Fellow Squawkers, a recent career upgrade has demanded much of my time - hence my temporary absence from FlightAware. With the aforementioned complete now, I’m happy to be back in the writer’s saddle, covering aviation topics intended to provide perspective from my view as an airline pilot.
The gradual onset of airline pilot retirements and subtle signs of industry prosperity have allowed me to transition from my captain seat at a regional airline to the first officer seat at a major airline. A promotion, yes - but peculiar that trading the coveted role as captain for that of a second-in-command first officer be considered as such. It’s just one of the many intricacies along the path in a pilot’s career, a journey for many that begins the first time they see an airplane flying overhead.
For me, this journey began at the age of four. I remember my first flight, peering out the window and gazing across the wing of a Boeing 727 in amazement. What I now know to be flaps and ailerons, at the time didn’t matter. What mattered then was seeing these devices in motion, knowing that the pilots up front were controlling them. It was a single moment in my distant past that created an enduring inspiration, and this for me set the wheels in motion.
The pursuit of becoming a professional pilot revolves around the attainment of multiple qualifications. Accumulating the necessary experience is a daunting task, but immediate hands-on exposure from the onset of training is a big motivator. Something as simple as sharing the radio waves with a passenger jet during my private pilot training course, the initial training hurdle, provided a tangible moment of great inspiration. Earning a private pilot license, as with any level of pilot certification, involves both flight and ground school training that culminates with a final flight test called a checkride. During the checkride, an FAA representative tests a pilot candidate against a standard of pass/fail flying maneuvers, simulated emergency scenarios, and knowledge benchmarks that must be met or exceeded to earn certification. Routine evaluation and testing is a reality that all pilots must grow accustomed to throughout training and beyond as a professional aviator.
At a steady pace, alongside earning a bachelor’s degree in aeronautics, I had earned the qualifications necessary to fly with sole reference to instrumentation (IFR) as well as multi-engine and other complex propeller aircraft endorsements. After the FAA signed off on my commercial pilot certificate, allowing me to fly for hire, I quickly pursued and earned a flight instructor rating. Teaching others to fly is a rewarding experience (with modest pay) and it’s the most common way aspiring professional pilots accrue the bulk of their flight hours necessary to interview for an airline or corporate flying job. After instructing for a year, I had built 1,000 total flight hours – a common threshold for consideration with the airlines.
My timing was such that a post 9/11 lull in airline pilot hiring had finally passed. A mere month prior to graduating college, I successfully interviewed with a commuter airline to fly a 19-seat turboprop aircraft. After a two-month company and aircraft specific training program, I passed the final flight simulator checkride and was soon flying passengers as a first officer around the northeast U.S. to feed a major airline network.

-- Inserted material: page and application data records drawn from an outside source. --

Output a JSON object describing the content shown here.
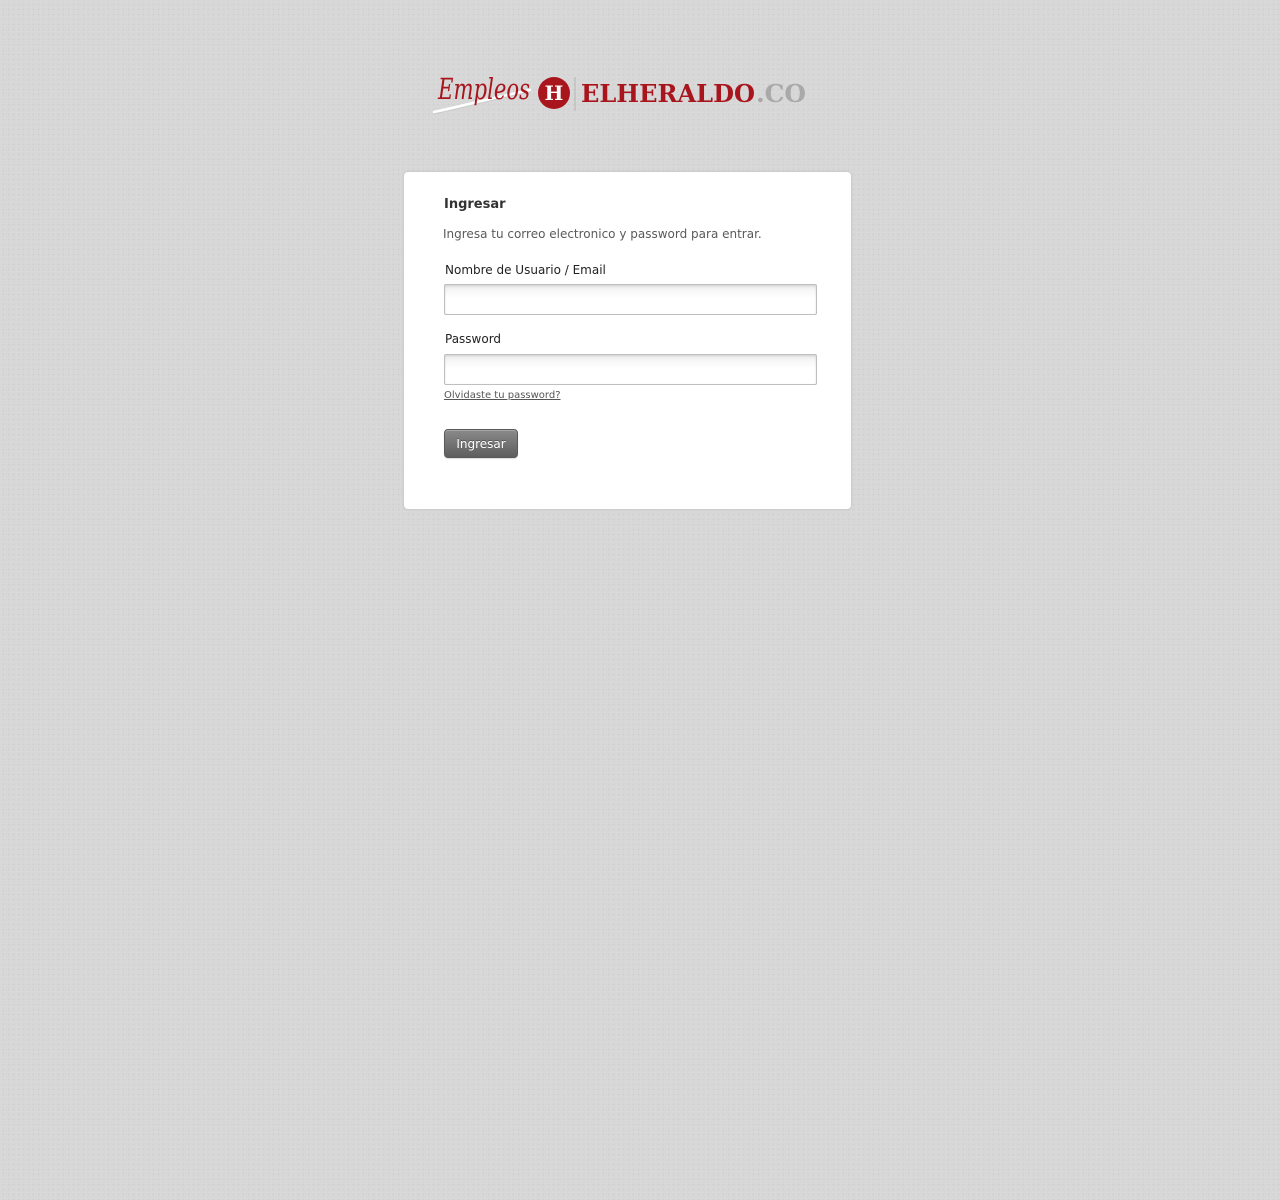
{
  "logo": {
    "script_word": "Empleos",
    "emblem_letter": "H",
    "brand_name": "ELHERALDO",
    "domain_suffix": ".CO",
    "colors": {
      "brand_red": "#a8151c",
      "suffix_gray": "#a9a9a9",
      "divider_gray": "#b5b5b5"
    }
  },
  "login": {
    "title": "Ingresar",
    "intro": "Ingresa tu correo electronico y password para entrar.",
    "username": {
      "label": "Nombre de Usuario / Email",
      "value": "",
      "placeholder": ""
    },
    "password": {
      "label": "Password",
      "value": "",
      "placeholder": ""
    },
    "forgot_link": "Olvidaste tu password?",
    "submit_label": "Ingresar"
  },
  "theme": {
    "page_background": "#d7d7d7",
    "card_background": "#ffffff",
    "button_color": "#6e6e6e"
  }
}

However, as a testament to the fickleness of the airline industry, signs that my commuter carrier soon would face a period of potential layoffs forced my pursuit of yet another opportunity. This time I landed a first officer position with a regional airline, flying a 50-seat regional jet. At that time, prior to the mandatory airline pilot retirement age changing from age 60 to 65, major airlines were feverishly hiring pilots from both commuter and regional carriers in anticipation of massive retirements. My rapidly growing company seniority propelled me into captain training within a few years. Earning the coveted captain position allowed me to accrue valuable flight hours as a pilot in command, as well as a much needed salary increase. With my eye on capturing the attention of a major airline, in an effort to further boost my qualifications, I became a company check airman. In this role, I was responsible for grooming new first officers and captains as they transitioned from flight simulators into the actual aircraft.
With ten years of airline experience and after weathering a lull in hiring due to a battered economy and a rising retirement age, my application was finally recognized by a major airline. After yet another interview and training regiment, I’ve since been thoroughly enjoying the fruits of my labor as a Boeing 737 first officer. And therein lies the caveat I mentioned earlier. One does not normally carry with them, from one airline to another, their former captain position. It’s the way it works in a seniority driven career, but in time, the captain seat will once again call my name.
The journey I’ve walked you through is typical, but there are pilots who’ve certainly traveled different roads; some smooth and others filled with potholes. Timing is the key element that we all cling onto – it’s the driving force that can make or break job security and quality of life. In a business slave to cyclical times of prosperity and downturn, calling a successful career outcome can only occur the day a pilot retires. For me, knock on wood, so far so good!